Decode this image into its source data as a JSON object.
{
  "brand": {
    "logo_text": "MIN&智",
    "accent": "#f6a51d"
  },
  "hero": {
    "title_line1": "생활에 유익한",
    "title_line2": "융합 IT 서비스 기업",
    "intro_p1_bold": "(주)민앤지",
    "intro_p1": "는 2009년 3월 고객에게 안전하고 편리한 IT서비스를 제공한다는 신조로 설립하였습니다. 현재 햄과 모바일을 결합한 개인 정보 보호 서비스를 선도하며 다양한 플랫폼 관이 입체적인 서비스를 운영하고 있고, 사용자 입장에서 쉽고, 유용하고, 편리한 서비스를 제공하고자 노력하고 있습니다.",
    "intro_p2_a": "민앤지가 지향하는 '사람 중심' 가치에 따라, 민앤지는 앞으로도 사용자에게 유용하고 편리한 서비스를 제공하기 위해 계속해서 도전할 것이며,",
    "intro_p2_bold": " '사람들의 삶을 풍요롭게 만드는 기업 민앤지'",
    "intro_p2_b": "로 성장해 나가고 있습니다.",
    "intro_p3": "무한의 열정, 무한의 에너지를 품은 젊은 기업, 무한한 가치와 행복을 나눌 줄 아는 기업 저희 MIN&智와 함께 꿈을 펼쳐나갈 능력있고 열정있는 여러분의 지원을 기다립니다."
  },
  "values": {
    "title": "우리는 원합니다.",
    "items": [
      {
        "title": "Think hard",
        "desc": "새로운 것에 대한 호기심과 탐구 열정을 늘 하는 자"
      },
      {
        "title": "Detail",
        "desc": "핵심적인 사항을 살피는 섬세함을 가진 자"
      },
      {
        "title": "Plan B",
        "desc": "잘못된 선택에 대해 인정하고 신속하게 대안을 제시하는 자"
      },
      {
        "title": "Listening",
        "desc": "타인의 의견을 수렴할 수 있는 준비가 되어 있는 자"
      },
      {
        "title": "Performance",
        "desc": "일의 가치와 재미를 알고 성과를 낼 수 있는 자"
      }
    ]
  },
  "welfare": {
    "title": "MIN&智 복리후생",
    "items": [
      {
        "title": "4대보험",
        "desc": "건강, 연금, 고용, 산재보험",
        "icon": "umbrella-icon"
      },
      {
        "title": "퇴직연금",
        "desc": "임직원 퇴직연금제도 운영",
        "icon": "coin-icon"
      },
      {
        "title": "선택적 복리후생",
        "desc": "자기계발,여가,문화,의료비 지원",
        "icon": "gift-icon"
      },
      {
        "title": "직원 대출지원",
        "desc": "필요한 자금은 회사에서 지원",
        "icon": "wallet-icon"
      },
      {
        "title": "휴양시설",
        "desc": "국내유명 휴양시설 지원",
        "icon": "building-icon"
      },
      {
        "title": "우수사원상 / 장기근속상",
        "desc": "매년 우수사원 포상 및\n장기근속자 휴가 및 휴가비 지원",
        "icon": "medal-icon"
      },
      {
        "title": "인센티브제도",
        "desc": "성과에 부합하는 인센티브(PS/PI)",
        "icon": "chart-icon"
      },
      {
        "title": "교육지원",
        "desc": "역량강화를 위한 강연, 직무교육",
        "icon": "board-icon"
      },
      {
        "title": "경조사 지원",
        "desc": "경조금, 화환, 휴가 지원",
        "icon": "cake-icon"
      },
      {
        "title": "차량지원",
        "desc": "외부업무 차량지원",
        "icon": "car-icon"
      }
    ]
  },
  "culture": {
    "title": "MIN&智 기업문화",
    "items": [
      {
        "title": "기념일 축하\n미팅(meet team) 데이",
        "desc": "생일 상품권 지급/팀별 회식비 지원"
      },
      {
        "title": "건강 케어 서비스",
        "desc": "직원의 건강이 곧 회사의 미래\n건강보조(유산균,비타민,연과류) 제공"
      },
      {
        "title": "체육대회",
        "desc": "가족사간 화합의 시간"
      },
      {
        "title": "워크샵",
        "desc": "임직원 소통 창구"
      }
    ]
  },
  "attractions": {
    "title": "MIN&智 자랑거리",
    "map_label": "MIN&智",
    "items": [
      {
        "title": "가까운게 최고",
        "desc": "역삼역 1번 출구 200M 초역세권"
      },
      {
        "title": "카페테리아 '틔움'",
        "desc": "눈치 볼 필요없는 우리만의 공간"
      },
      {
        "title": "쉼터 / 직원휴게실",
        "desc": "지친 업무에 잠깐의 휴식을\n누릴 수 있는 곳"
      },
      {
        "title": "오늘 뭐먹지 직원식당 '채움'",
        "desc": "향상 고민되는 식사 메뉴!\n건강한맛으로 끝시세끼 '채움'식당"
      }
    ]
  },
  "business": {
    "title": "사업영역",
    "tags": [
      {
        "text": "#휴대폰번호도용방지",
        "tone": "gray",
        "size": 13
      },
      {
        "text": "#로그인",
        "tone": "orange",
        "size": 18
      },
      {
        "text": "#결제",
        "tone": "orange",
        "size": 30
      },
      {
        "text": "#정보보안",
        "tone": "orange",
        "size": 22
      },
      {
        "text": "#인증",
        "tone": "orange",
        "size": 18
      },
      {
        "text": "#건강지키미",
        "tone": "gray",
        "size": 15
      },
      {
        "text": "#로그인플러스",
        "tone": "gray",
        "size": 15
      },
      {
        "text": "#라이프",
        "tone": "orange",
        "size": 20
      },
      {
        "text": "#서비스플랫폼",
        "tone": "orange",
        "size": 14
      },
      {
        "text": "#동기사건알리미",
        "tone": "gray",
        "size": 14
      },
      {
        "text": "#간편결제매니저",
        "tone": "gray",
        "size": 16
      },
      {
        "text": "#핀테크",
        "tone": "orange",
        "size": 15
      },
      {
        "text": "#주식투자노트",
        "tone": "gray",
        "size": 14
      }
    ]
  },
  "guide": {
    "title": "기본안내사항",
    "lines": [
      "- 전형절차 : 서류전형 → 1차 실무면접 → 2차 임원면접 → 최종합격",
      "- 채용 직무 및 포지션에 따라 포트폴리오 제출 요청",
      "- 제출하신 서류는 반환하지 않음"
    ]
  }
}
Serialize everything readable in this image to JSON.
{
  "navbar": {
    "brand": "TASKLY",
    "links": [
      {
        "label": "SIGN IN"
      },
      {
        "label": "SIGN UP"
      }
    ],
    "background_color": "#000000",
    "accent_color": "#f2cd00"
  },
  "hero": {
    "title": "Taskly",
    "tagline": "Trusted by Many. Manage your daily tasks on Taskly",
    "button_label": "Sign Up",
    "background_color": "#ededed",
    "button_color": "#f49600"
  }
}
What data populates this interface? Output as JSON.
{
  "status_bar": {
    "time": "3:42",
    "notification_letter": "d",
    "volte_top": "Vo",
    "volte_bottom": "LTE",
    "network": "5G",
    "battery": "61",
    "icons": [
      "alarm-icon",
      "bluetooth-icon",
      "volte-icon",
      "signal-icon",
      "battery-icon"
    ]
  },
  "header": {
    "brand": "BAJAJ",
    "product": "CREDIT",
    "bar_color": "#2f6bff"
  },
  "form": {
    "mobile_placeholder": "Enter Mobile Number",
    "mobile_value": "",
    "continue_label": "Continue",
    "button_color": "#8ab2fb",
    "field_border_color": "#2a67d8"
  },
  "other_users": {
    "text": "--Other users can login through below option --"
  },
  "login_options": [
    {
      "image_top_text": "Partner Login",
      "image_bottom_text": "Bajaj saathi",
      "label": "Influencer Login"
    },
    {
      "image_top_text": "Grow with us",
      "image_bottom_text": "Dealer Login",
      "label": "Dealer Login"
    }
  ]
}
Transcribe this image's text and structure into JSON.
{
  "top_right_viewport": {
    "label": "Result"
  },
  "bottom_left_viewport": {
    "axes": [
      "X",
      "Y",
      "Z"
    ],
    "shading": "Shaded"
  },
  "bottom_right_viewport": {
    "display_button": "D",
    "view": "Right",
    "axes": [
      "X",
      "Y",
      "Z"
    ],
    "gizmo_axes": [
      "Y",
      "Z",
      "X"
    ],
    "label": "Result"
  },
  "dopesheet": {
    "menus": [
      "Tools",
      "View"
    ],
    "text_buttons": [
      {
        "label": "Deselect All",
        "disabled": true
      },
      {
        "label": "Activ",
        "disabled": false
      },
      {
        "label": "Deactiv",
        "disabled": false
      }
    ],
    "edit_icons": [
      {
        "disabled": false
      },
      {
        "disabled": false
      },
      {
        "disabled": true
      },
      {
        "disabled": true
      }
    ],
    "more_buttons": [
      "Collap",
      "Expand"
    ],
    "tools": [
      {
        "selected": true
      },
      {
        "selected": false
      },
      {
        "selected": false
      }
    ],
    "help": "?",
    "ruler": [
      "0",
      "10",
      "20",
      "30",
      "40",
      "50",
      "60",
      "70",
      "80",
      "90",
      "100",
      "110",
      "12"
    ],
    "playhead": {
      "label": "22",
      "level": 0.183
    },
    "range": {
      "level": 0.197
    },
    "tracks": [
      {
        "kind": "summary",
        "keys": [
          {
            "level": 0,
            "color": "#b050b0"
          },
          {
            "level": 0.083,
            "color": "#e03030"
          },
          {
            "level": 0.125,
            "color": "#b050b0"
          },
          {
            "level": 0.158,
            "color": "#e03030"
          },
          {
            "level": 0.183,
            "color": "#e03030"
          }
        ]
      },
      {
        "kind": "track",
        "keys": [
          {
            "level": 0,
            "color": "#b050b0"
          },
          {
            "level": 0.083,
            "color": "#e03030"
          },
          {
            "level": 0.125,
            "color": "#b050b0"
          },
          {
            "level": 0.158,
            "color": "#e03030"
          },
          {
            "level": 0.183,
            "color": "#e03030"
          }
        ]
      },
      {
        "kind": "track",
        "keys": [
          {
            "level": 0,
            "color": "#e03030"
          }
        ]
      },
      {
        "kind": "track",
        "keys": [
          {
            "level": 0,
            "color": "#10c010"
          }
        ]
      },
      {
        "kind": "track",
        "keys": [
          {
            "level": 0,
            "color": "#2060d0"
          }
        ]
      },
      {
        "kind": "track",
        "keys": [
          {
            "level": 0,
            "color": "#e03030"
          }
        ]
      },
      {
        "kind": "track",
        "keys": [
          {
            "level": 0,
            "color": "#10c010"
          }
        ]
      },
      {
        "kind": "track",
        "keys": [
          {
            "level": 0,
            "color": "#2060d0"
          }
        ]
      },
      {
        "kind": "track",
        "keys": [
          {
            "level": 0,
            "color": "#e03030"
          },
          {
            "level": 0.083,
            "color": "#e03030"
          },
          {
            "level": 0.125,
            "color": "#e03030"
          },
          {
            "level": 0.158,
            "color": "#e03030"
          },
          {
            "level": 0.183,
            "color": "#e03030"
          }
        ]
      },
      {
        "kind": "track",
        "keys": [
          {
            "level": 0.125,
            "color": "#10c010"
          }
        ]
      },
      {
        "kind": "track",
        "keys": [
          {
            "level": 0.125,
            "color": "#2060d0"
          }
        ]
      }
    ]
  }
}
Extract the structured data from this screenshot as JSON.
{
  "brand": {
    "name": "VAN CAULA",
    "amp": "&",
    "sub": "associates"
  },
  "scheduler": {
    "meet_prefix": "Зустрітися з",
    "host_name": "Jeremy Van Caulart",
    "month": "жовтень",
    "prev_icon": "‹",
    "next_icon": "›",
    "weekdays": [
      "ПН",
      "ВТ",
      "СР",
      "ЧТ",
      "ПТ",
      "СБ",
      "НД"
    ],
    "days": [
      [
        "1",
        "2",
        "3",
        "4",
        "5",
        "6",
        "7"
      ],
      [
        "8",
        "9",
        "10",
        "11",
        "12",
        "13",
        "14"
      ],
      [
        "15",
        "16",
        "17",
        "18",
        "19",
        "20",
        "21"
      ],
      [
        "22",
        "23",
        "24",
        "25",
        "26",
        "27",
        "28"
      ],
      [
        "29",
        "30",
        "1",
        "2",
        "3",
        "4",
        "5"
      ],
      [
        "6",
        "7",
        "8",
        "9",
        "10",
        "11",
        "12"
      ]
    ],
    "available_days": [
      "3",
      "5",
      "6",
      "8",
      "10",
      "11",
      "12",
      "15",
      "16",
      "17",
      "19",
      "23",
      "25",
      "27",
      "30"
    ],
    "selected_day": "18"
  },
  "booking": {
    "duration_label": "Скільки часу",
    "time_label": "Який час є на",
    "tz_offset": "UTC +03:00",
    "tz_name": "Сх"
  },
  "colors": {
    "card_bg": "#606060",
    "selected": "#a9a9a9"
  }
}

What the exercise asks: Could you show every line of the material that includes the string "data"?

Answer to this problem:
Decode this image into its source data as a JSON object.
What data populates this interface? Output as JSON.
Extract the structured data from this screenshot as JSON.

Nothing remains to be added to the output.